The United Nations Development Programme’s (UNDP) current COVID-19 crisis response plan (Beyond Recovery) Towards 2030 recognizes digital transformation as one of the seven tipping points that could transform our societies and our planet for the better. On the ground in 170 countries, UNDP is seeing a growing need for “best fit” digital solutions; new ways to address digital inequality; and increased focus on the building of digital capacities.
When the pandemic hit, UNDP quickly utilise an array of digital technologies to allow us to continue to function(14) with full business continuity. As a large organization, we needed to quickly find ways to work together wherever the moment found us — including in the global and national epicentres of the pandemic. Our government partners faced the same need. However, many countries in the Global South had such minimal digital capacities that we had to extend our own digital assets to governments, along with technical and funding support, so they could continue their core functions and operations during the crisis.
We also relied on connectivity and digital technologies to rapidly mount a strong defense against the pandemic and its impact.
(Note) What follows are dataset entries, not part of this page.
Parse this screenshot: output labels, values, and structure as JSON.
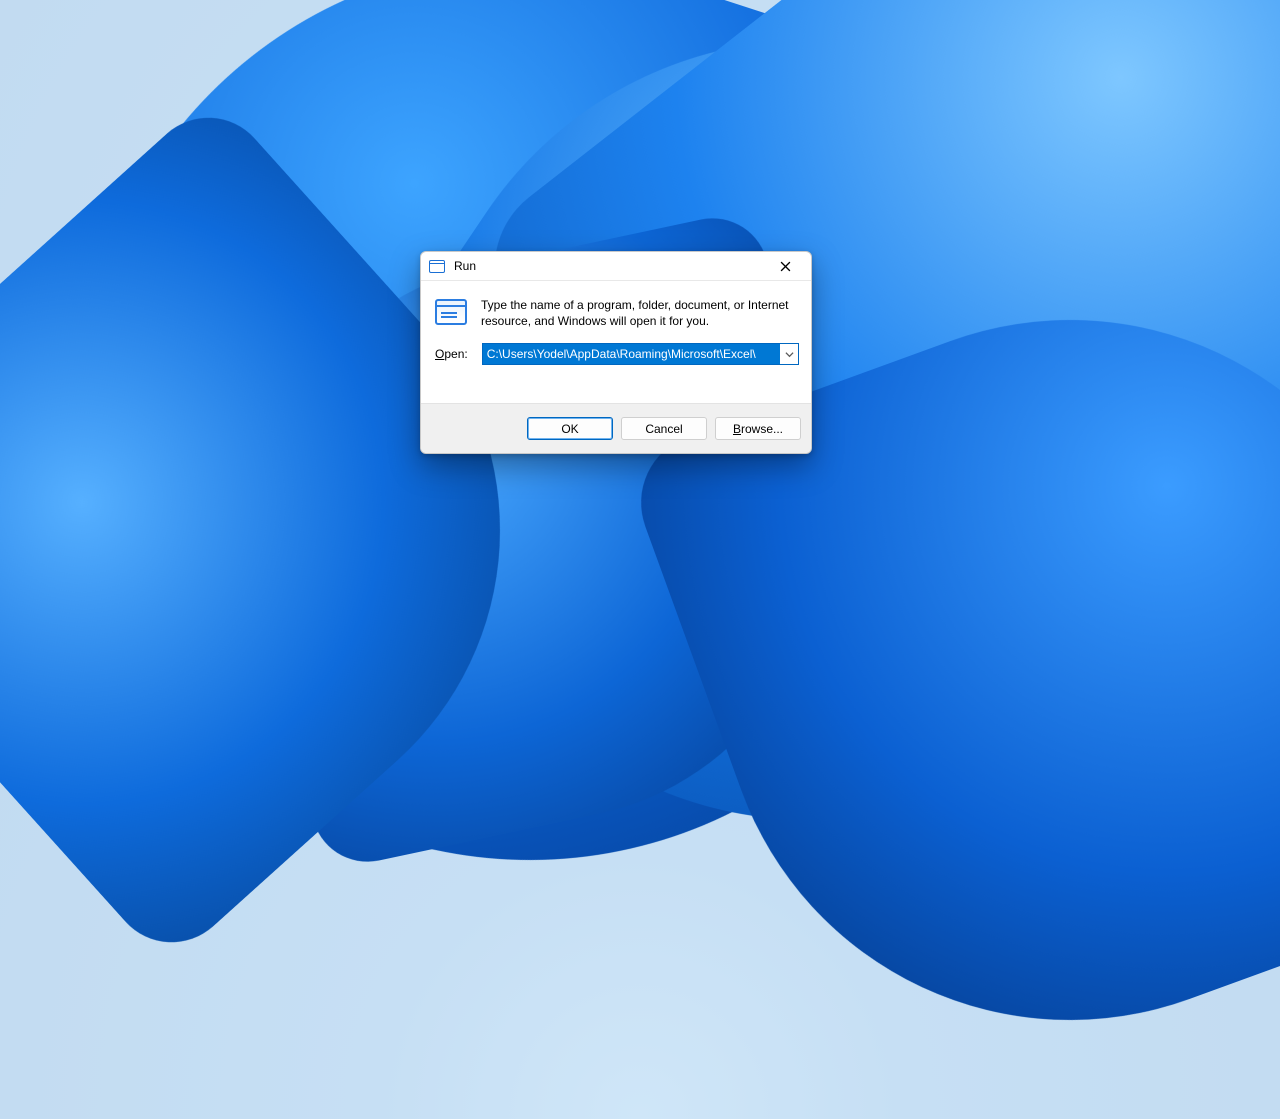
{
  "dialog": {
    "title": "Run",
    "description": "Type the name of a program, folder, document, or Internet resource, and Windows will open it for you.",
    "open_label": "Open:",
    "input_value": "C:\\Users\\Yodel\\AppData\\Roaming\\Microsoft\\Excel\\",
    "buttons": {
      "ok": "OK",
      "cancel": "Cancel",
      "browse": "Browse..."
    }
  }
}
Approximately 75 of our Country Offices launched nearly 200 digital solutions to help countries to address pressing needs. Our 60 UNDP Accelerator Labs serving 78 countries quickly developed and scaled-up innovative solutions. Utilizing the power of digital disruption, they included the use of crowdsourcing in Ecuador to connect the most vulnerable people with food, goods and service providers — to helping local governments in Nepal to monitor quarantine data. In the Asia-Pacific region, we curated open source digital solutions for disease monitoring; prevention and containment; as well as diagnosis and recovery. In Africa, together with the European Investment Bank and Bearing Point, we identified the most effective digital solutions to fight COVID-19 in the region. With the United Nations Capital Development Fund (UNCDF), we strengthened digital payment ecosystems and used mobile technologies to sustain the flow of remittances on which many communities and families rely. In Uganda, we worked with the leading eCommerce platform to support 1,200 local vendors so they could continue their business during lockdown. UNDP also established a Rapid Response Facility to assist vulnerable countries on a range of innovative solutions. .
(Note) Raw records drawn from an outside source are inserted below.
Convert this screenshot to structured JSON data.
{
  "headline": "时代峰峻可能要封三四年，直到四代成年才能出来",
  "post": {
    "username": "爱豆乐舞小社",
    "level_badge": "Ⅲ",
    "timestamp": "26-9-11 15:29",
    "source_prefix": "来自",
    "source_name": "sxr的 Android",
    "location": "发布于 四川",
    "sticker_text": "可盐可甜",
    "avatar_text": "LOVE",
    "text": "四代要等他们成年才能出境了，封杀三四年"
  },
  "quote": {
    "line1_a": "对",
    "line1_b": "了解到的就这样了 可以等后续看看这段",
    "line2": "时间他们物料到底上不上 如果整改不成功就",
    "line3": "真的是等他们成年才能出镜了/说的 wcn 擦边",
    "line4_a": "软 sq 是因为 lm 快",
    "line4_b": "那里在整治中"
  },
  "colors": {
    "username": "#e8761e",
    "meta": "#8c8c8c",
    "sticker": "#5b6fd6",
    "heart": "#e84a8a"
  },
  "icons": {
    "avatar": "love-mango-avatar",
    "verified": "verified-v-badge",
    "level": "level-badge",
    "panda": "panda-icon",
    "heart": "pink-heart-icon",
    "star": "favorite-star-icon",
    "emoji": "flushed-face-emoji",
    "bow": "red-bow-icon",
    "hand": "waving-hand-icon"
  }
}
Much more is needed, however, to get life- and livelihood-saving digital solutions where they are needed most. Increased efforts are also needed to effectively address the digital divide. Most of the unconnected live in developing countries, where seven of 10 workers likely make a living in informal sector without the benefits available to formal workers to fall back on. In those settings, lost work hours are already estimated to be equivalent to 400 million full-time jobs lost.
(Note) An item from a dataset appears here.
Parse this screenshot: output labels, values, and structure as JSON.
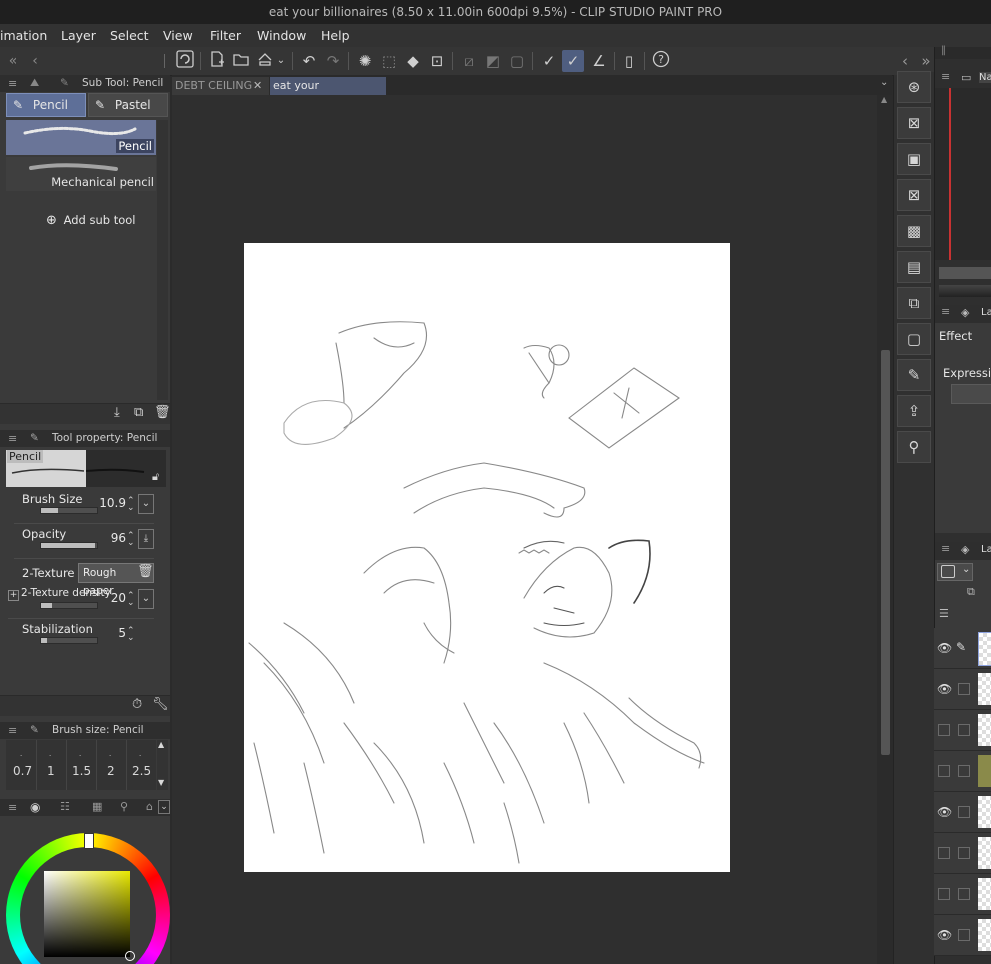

Indeed, as the world went into lockdown, many people were unable to leave their homes to receive critical state payments in person. Governments turned to the power of digital finance to transfer payments electronically – including via mobile phones. Those payments provided sometimes lifesaving support to millions of people around the world while protecting businesses, jobs and livelihoods. Complementing this clear shift, the final report of the UN Secretary-General’s Task Force on the Digital Financing of the SDGs has come to the powerful conclusion that digital finance holds enormous potential to expand the boundaries of financial inclusion by empowering citizens — as savers, investors, borrowers, lenders and tax-payers — in a way that gives them full choice and power over their money. For instance, digitalization will play a fundamental role in ensuring that global capital markets worth $185 trillion — the people’s money — take greater account of social and environmental risks and outcomes. In sum, the Task Force argues that we now must seize this historic opportunity to accelerate and expand the transformative impact of digitalization in financing the SDGs.
We also need a collective will to mobilize the technology and financing needed to ensure that the delivery systems are in place to provide a safe COVID-19 vaccine to everyone who needs it, everywhere.